● WORK ORDER: Every line in the entries that holds "color" should be identified and copied.
DATASET EXCERPTS Block Start
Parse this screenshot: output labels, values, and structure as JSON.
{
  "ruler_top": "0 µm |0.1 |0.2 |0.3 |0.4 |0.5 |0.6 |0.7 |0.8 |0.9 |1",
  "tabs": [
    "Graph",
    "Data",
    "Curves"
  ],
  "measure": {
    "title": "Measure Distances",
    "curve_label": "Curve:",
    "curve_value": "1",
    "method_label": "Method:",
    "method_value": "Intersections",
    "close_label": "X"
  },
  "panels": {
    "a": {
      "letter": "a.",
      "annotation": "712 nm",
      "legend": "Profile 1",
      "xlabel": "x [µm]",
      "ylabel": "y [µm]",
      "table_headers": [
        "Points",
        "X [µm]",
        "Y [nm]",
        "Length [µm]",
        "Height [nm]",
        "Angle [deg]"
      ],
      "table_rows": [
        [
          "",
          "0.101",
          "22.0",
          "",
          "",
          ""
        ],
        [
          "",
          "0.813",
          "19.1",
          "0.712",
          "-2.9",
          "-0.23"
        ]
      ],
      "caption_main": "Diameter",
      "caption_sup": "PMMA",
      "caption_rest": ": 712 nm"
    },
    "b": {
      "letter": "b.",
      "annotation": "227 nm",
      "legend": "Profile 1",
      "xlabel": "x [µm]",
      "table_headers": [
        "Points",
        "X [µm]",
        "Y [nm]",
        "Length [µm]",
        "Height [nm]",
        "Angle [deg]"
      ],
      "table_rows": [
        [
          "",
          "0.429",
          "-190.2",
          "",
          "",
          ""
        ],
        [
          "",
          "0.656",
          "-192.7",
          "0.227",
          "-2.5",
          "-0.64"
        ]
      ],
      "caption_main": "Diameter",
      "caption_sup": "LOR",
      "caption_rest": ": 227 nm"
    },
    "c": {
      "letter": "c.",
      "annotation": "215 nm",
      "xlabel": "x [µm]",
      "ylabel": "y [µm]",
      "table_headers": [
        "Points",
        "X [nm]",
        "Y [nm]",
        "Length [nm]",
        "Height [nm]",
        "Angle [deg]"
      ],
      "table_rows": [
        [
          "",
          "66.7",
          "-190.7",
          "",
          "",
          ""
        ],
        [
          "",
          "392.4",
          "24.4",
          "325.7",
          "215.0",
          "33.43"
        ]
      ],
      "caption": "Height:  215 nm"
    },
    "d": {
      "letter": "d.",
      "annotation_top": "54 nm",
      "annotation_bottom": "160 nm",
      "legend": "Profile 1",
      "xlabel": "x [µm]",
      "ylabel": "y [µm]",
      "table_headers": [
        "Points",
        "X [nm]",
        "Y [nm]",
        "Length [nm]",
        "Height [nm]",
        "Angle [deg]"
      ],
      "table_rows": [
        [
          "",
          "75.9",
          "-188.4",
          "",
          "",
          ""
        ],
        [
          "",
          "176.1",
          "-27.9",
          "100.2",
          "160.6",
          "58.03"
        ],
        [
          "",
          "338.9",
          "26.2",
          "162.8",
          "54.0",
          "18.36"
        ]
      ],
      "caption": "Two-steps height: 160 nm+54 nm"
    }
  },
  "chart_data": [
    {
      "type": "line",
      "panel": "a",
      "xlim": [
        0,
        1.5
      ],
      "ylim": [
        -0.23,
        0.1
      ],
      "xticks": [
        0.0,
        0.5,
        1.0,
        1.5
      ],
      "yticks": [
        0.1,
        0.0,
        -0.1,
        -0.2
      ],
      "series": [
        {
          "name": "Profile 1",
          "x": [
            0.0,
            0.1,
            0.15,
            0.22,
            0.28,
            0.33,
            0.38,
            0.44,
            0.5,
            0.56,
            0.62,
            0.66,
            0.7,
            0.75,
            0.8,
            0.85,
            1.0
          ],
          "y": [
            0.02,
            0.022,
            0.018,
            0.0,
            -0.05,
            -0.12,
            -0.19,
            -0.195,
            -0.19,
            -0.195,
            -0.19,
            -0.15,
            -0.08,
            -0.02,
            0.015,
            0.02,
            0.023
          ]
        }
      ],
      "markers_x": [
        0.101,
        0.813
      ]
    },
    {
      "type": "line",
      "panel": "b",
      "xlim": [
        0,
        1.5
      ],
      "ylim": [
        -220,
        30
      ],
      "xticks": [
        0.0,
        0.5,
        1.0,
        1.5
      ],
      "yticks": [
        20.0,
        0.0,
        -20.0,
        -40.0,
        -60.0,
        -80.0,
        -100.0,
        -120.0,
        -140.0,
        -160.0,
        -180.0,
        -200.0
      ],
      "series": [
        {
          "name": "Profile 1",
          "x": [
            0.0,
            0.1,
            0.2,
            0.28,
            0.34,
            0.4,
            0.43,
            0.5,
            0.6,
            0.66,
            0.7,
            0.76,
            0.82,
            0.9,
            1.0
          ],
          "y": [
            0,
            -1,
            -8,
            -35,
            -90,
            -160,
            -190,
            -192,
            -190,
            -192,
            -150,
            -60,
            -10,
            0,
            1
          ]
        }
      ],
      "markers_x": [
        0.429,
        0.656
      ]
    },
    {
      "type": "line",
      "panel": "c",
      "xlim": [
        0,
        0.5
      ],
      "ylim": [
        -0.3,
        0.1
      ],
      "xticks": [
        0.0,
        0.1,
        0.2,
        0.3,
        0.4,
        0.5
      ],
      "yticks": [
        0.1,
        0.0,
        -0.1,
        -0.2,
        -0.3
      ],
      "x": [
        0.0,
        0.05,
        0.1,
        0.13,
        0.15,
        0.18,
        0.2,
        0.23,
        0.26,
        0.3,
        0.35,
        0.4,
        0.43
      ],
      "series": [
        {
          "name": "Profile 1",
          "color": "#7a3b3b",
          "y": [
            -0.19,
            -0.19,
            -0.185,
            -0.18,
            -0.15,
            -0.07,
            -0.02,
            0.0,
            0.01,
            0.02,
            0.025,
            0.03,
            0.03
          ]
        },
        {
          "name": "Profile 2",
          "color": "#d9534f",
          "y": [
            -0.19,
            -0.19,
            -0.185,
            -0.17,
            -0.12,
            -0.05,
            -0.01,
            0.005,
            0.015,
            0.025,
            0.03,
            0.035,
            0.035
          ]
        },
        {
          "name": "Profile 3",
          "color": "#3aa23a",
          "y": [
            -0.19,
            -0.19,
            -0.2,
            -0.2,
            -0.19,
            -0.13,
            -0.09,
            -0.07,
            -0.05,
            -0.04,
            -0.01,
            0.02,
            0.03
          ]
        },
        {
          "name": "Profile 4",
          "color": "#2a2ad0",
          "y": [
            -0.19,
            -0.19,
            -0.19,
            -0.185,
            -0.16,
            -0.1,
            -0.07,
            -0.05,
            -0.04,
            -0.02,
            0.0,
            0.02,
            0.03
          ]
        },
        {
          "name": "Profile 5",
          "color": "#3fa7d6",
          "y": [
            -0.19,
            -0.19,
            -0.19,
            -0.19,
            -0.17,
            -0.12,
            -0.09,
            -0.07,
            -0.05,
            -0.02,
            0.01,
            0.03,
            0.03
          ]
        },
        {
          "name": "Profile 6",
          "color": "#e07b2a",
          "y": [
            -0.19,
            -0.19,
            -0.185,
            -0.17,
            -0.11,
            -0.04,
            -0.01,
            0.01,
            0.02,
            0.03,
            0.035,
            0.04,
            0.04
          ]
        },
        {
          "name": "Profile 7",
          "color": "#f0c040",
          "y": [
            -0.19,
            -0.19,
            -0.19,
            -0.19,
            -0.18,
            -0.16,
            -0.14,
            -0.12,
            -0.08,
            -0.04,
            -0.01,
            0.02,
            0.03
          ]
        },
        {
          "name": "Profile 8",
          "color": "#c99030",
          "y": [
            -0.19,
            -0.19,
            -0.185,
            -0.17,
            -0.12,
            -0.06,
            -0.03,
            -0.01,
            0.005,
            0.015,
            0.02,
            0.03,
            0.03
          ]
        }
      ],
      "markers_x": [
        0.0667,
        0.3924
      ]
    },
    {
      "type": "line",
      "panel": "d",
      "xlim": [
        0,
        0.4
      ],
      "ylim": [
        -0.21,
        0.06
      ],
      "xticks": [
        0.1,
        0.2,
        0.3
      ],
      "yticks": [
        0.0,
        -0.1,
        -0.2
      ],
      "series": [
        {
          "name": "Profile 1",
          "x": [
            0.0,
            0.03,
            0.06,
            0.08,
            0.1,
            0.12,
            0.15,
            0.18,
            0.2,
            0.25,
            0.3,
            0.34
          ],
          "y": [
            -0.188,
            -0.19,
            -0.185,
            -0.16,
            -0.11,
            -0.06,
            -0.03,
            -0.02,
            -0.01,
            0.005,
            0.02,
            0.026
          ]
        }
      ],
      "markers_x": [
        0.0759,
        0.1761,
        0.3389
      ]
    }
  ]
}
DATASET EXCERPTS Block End
● FINISHED TASK:
          "color": "#7a3b3b",
          "color": "#d9534f",
          "color": "#3aa23a",
          "color": "#2a2ad0",
          "color": "#3fa7d6",
          "color": "#e07b2a",
          "color": "#f0c040",
          "color": "#c99030",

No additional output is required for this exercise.